Maritime Transportation In The Information Age
Ever think about how bananas get to your table? How about shampoo to your shower or clothes to your closet? Chances are, they came through a port. According to the International Maritime Organization, over 90 percent of global trade occurs through ocean carriers, making maritime transportation and seaports critical to the nation’s economy and transportation system. For producers to compete internationally and to meet customer needs, they rely on efficient ports and access to maritime carrier services.
In a Tuesday hearing, the Senate Committee on Commerce, Science, and Transportation, Subcommittee on Surface Transportation and Merchant Marine Infrastructure, Safety, and Security examined our country’s marine transportation system and federal maritime policy in light of upcoming reauthorizations of the U.S. Maritime Administration (MARAD) and the Federal Maritime Commission (FMC). These organizations play key roles in fostering an efficient and reliable international ocean transportation system. A common theme echoed between Chairwoman Deb Fischer (NE), Mr. Michael Khouri (Acting Chairman, FMC), and Ms. Rebecca Dye (Commissioner, FMC) was that stronger information infrastructure will improve both supply chain performance and economic competitiveness. Chairwoman Fischer also believes movement of goods through ports can improve with “better communication between stakeholders and real-time data sharing.” Ms. Dye suggested a national seaport information portal to facilitate data sharing between ports, fishers, and other interested parties.

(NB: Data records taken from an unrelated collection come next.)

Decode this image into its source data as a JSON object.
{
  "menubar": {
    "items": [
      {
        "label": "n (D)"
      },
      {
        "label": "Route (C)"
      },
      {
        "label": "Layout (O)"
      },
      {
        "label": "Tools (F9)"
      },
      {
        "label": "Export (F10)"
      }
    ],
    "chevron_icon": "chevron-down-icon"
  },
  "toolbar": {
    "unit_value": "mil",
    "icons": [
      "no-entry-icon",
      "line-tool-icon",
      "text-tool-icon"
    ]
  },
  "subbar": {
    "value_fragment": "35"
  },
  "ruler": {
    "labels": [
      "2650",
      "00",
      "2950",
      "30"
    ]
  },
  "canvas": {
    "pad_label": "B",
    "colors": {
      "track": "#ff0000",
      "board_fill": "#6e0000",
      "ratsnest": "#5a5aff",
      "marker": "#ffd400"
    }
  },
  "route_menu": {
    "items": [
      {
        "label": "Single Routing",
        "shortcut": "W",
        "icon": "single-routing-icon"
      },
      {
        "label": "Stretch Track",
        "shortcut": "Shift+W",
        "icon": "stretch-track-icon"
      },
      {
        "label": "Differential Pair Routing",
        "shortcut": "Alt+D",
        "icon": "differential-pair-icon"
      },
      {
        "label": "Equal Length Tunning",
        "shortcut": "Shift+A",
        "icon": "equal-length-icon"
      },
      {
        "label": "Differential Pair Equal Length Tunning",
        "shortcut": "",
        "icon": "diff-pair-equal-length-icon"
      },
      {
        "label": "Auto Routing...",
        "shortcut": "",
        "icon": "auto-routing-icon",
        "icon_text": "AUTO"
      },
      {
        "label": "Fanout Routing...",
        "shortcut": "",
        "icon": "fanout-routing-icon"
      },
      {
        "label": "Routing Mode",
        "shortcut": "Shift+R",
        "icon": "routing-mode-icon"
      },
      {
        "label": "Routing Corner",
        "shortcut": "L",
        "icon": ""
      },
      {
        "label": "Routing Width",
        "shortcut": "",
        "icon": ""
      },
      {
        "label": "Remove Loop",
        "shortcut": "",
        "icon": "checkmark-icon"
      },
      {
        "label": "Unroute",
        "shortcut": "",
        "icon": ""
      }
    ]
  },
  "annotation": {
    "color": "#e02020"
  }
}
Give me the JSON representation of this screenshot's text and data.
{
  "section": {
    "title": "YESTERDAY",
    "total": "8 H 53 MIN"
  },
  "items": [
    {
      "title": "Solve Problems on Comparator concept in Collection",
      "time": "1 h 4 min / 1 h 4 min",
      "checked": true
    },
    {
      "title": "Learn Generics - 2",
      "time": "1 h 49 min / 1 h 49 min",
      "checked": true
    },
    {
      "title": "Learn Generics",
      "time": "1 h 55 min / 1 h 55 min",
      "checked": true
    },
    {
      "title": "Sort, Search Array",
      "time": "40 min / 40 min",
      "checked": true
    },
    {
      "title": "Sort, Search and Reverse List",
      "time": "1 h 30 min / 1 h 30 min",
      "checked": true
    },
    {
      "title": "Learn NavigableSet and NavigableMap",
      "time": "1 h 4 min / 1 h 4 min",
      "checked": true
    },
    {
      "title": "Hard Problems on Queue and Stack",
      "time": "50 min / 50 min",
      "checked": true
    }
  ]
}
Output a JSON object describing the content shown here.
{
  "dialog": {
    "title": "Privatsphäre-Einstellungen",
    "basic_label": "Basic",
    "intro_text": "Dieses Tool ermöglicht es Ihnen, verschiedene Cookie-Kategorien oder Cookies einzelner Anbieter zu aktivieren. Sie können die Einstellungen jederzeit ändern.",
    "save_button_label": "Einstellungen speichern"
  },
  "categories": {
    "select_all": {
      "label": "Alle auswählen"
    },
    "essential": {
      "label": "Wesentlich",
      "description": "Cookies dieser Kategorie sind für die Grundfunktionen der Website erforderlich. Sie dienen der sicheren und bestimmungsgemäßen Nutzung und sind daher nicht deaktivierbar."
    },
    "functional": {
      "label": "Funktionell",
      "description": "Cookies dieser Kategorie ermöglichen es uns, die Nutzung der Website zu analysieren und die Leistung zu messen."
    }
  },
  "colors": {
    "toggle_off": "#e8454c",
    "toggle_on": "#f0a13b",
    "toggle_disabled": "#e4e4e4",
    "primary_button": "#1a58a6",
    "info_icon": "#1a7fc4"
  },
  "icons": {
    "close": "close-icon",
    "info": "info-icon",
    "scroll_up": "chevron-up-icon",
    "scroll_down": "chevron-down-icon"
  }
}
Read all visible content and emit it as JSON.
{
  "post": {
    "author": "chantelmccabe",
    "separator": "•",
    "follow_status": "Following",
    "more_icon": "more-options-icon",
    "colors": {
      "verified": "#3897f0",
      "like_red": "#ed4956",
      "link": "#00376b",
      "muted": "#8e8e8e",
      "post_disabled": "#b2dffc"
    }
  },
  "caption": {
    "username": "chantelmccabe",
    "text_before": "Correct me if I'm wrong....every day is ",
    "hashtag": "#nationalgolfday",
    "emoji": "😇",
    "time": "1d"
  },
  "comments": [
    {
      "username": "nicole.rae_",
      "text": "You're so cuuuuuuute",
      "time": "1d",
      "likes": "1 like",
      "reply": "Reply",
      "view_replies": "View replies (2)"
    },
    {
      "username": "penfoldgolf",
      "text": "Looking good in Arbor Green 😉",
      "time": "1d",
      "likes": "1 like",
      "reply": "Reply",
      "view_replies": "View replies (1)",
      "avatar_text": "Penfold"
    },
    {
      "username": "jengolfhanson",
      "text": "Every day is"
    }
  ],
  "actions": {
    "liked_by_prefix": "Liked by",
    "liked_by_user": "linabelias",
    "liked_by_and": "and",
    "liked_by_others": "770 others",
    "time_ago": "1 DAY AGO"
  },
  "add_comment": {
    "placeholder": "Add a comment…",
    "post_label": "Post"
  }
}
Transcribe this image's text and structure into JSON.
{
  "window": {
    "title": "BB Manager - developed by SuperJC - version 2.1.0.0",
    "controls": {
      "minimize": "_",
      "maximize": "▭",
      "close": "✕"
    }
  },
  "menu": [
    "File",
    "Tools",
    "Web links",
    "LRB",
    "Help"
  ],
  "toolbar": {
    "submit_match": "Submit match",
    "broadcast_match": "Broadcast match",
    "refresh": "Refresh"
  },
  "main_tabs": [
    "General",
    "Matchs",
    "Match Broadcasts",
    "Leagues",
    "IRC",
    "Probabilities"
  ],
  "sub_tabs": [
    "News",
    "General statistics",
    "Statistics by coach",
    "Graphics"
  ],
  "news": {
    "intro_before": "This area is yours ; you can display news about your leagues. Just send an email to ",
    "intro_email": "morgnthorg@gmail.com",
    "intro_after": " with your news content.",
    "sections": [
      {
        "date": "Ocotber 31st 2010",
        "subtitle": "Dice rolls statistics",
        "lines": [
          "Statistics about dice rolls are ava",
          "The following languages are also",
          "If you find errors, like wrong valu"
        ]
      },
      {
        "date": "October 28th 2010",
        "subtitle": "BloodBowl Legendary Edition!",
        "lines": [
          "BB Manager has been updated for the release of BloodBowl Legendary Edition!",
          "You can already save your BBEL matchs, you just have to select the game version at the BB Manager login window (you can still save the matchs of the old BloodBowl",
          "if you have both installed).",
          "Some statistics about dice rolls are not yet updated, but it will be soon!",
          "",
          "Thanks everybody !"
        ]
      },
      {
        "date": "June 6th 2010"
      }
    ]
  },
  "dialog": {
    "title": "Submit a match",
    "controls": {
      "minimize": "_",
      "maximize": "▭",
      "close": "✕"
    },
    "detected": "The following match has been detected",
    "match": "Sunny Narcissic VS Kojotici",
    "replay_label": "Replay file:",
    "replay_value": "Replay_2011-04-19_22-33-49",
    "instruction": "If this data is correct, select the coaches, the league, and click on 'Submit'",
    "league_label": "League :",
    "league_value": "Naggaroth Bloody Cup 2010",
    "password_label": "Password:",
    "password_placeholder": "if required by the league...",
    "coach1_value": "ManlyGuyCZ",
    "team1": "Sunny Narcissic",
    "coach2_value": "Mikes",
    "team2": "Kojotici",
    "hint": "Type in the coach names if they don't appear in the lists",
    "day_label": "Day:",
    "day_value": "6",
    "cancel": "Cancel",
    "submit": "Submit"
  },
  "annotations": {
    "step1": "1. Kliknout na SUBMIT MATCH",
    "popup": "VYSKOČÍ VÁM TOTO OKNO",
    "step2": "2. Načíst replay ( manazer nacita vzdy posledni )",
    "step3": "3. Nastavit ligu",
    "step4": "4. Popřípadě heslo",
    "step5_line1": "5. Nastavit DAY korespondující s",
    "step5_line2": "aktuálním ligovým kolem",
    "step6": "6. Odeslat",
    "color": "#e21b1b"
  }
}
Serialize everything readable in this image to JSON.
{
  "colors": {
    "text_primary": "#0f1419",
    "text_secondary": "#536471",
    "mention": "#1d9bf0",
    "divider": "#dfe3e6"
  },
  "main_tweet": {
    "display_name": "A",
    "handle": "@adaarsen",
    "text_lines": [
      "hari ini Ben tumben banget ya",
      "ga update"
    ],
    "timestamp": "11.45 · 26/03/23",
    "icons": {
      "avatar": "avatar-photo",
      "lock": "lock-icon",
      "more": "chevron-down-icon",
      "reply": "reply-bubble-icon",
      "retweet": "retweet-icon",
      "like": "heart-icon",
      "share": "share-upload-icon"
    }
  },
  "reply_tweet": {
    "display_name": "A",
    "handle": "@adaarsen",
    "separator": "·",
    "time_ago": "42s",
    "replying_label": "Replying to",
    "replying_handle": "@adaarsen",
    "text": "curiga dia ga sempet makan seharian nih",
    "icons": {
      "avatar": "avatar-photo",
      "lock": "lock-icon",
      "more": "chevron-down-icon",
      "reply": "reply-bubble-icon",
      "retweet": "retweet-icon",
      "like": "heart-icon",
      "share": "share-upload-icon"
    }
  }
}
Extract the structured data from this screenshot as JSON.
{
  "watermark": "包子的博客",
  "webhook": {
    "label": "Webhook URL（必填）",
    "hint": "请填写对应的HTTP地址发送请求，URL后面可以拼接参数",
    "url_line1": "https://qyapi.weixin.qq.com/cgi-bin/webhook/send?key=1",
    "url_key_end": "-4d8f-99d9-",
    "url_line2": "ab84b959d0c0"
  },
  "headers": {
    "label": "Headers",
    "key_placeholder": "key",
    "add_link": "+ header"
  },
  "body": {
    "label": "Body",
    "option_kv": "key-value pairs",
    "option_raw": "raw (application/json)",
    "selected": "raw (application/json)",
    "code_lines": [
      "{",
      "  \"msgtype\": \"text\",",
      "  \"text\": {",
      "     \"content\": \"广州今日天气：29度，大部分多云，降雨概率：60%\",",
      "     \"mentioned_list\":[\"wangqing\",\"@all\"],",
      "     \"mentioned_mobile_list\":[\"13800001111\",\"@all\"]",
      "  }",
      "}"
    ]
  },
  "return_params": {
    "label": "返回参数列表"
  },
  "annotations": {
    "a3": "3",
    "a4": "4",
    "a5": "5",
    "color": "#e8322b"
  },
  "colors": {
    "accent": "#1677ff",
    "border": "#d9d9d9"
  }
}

In an age of ever-expanding technology and information, it is logical that our nation’s transportation systems maximize these capabilities and advancements. As Mr. Mario Cordero (Commissioner, FMC) stated, “Many believe we are on course to the fourth industrial revolution—the acceleration of the implementation of technology and digitalization in a rapidly-changing industry.”